NIC, Weyonje fight for Netball star Nanyonga

Tuesday September 15 2020

Nice banner? Nanyonga says she is still with NIC. Photo | Regina Nalujja

Netball giants National Insurance Corporation (NIC) have trashed reports that their goal attacker Rachael Nanyonga is on her way to ambitious national league side Makindye Weyonje.

NIC manager Jocelyn Ucanda said they have no reason or plans to release Nanyonga to any club.
A photo of Nanyonga posing with Ronald Nakabaale, Makindye Weyonje organising secretary, with Weyonje banner in the background has been making rounds on social media, raising speculations among netball enthusiasts that the She Cranes star would be on her way to the KCCA-sponsored club.

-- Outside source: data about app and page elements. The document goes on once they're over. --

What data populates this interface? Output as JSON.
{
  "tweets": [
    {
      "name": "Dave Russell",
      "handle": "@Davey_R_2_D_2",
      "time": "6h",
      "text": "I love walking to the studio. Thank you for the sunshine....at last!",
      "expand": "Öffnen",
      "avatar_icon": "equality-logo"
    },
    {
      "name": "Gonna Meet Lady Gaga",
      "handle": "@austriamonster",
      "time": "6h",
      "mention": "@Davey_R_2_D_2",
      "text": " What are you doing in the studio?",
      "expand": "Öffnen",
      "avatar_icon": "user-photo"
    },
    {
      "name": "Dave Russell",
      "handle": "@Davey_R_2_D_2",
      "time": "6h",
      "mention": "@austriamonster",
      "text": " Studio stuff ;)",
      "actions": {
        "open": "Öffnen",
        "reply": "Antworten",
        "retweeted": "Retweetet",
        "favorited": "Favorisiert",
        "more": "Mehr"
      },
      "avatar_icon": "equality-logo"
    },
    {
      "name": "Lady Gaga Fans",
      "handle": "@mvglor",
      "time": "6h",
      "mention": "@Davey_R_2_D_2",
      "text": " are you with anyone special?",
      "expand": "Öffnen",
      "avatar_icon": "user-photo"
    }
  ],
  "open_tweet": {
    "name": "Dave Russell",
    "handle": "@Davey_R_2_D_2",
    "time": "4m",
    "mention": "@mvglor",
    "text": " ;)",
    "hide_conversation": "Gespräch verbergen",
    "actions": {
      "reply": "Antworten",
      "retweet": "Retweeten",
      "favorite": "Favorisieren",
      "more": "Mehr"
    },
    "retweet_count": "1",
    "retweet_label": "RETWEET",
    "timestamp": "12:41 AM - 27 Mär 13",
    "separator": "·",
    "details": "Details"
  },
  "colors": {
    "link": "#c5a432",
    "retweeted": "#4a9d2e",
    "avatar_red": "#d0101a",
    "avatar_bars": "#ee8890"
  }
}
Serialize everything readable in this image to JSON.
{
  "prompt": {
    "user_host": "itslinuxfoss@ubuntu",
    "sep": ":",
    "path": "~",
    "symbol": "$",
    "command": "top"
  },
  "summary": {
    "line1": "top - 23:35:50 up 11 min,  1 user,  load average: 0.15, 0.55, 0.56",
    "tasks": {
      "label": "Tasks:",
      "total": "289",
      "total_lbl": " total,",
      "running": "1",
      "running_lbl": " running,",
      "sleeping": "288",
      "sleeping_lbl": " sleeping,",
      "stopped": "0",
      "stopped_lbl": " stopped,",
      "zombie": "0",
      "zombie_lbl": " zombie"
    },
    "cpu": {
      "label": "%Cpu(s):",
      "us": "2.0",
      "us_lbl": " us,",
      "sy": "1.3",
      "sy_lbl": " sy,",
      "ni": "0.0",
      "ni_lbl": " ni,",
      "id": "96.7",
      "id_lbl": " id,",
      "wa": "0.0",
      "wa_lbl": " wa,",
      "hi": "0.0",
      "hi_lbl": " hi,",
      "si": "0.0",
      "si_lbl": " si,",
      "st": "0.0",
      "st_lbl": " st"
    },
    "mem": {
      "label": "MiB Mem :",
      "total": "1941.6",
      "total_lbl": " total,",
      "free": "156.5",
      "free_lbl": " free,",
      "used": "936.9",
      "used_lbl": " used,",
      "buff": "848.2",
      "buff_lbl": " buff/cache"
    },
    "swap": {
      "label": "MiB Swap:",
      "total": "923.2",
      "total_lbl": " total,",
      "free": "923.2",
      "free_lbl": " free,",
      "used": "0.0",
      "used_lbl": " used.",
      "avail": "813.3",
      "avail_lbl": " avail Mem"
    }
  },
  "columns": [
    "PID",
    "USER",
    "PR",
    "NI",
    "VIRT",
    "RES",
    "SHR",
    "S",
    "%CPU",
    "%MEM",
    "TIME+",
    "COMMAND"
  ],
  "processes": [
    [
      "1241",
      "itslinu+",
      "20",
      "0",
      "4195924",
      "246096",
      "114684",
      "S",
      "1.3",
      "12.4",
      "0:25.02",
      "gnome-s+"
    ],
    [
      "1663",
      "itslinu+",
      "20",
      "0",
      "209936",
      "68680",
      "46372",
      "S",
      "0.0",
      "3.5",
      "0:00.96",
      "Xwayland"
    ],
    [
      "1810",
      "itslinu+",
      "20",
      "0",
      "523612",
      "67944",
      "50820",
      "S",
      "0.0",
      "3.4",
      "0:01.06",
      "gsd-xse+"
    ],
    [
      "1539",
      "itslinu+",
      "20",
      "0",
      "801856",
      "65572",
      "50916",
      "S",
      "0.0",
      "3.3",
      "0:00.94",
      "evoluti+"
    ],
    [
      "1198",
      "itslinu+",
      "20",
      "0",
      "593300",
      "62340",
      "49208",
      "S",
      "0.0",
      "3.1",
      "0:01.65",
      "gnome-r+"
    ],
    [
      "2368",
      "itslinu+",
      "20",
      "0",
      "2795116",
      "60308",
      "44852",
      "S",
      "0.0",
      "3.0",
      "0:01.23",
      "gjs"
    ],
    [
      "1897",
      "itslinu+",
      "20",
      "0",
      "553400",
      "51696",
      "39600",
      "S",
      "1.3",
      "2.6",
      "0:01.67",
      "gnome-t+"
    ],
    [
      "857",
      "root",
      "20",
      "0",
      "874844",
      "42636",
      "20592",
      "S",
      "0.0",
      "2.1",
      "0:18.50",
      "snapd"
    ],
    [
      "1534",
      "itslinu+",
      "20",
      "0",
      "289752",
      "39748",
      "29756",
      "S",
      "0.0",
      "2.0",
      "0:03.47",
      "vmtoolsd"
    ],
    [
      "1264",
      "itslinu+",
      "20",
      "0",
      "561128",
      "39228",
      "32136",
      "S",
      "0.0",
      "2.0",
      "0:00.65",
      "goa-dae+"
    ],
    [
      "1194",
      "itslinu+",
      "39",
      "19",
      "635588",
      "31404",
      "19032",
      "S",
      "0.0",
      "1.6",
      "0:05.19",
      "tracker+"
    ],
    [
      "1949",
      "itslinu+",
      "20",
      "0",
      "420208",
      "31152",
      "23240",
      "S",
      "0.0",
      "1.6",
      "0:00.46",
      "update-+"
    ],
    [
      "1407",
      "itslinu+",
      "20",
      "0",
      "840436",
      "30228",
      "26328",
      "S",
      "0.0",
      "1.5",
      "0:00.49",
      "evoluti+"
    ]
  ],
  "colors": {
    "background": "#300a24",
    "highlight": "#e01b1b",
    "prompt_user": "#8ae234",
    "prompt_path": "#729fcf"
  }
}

The Makindye Weyonje public relations manager, Eddie Odhiambo, told Daily Monitor that the club has had talks with Nanyonga and that she will soon be a piece of their national league puzzle.

However, Ucanda said NIC is yet to release Nanyonga since she has a running contract with the defending champions. She said NIC had not been contacted by the Weyonje about said transfer.

“We have not yet signed any transfer documents to release Nanyonga. So she is still our player,” Ucanda told Daily Monitor.
‘I’ve met Weyonje’
Nanyonga who was hesitant to talk about the issue, concurs with her team manager.

“Makindye Weyonje is a good club and I would like to play for them in the near future. It is true I have met the club officials a number of times and they would like me to play for the club,” she said.


“However, I am still bound by my contract with NIC.”
 Nanyonga extended her contract with NIC for one more season earlier this year.

Netball clubs have been hesitant to release players due to the unprofitability of player transfers.
Formally, clubs earn nothing from player transfers while the Uganda Netball Federation (UNF) is paid Shs 200,000 for each transfer by the buying club.

Many players have joined new clubs without their former clubs’ consent. This way, a player sits out a season before becoming a free agent, to gain the legibility of playing for a new outfit.

“Clubs are poor so the UNF saves them from incurring costs to obtain players. It has been like this for long,” Ucanda said.